It is wise counsel that is even more true today. With the advent of the internet, with email, blogging and social media, once we have shared our words with the world, or even with one person, they are out there and we cannot control where they will go or who will hear or read them. You must think carefully before posting, emailing or sharing. You cannot “un-say” what you have said. There is no way to remove thoughtless words. What you say may not only hurt someone else, but can damage your reputation and even derail your career.
As I sat watching the news yesterday morning, this was reinforced more than ever. Missouri Senate candidate Todd Akin said something really stupid last weekend. Admittedly, I have a fairly low tolerance for public stupidity, but as stupid goes, it was a doozy. It was so bad that even his own political party recommended he withdraw from his Senate race, but so far, he’s determined to press on. He claims his words “are being blown out of proportion” and that he shouldn’t be judged on a single mis-statement. Since this is NOT a political post (and I really don’t want to hear your political response to this), we won’t get into the details.
And on the news yesterday morning, we learned that what happens in Vegas apparently doesn’t stay in Vegas—at least not if you’re a member of the British royal family. No, I haven’t seen the pictures and really don’t wish to.
The point here is, when you throw something out there and it makes its way through social media land, you can’t take it back. One really bad photograph or even a single mis-statement can have major consequences. Sometimes it can even be a career ender.
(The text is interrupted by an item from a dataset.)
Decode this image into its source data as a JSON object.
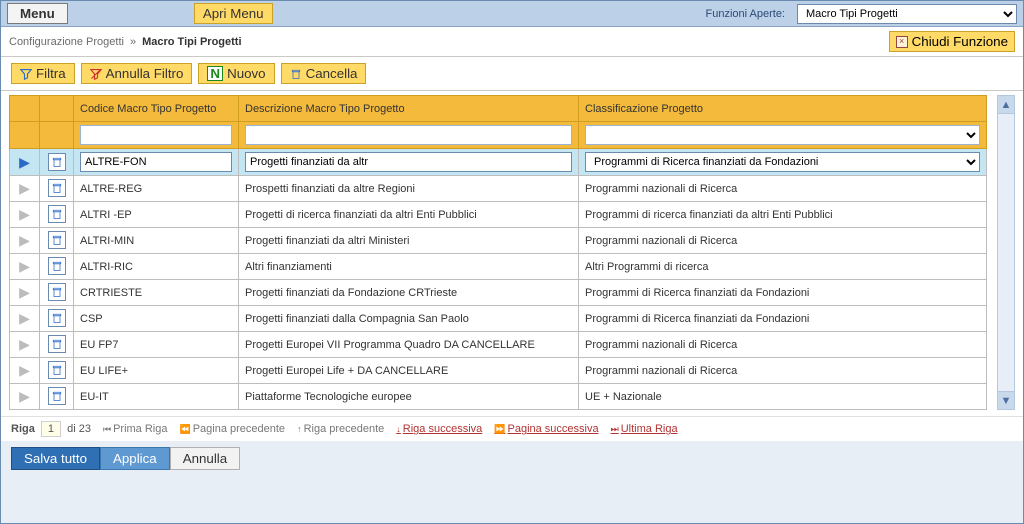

Just ask that former congressman from New York.
Not only might unwise posting get you in trouble with your followers (and if you’re a politician, your constituents) but it can also cause problems with present and future employers. I have heard from more than one person about the job they didn’t get after their future employer “googled” them.
So, how do you avoid blundering your way through the social media world?
Here are a few questions to ask yourself before you hit the “post” button.
- Will this post hurt or help my business or my reputation?
- What will happen if this post goes viral?
- Will this post be offensive to my followers?
- Can I find a better way to say this?
- Is this a good idea?
- Is it true, is it right, does it improve upon the silence? (If you’ve been around a while, you’ll recognize this as the tag line from my old blog).
- And finally—Are you sober? (Yes, being under the influence is the cause of many a problem post)
What about you? Are you guilty of any foot-inserting social media blunders? Have you been a victim of someone else’s blunder?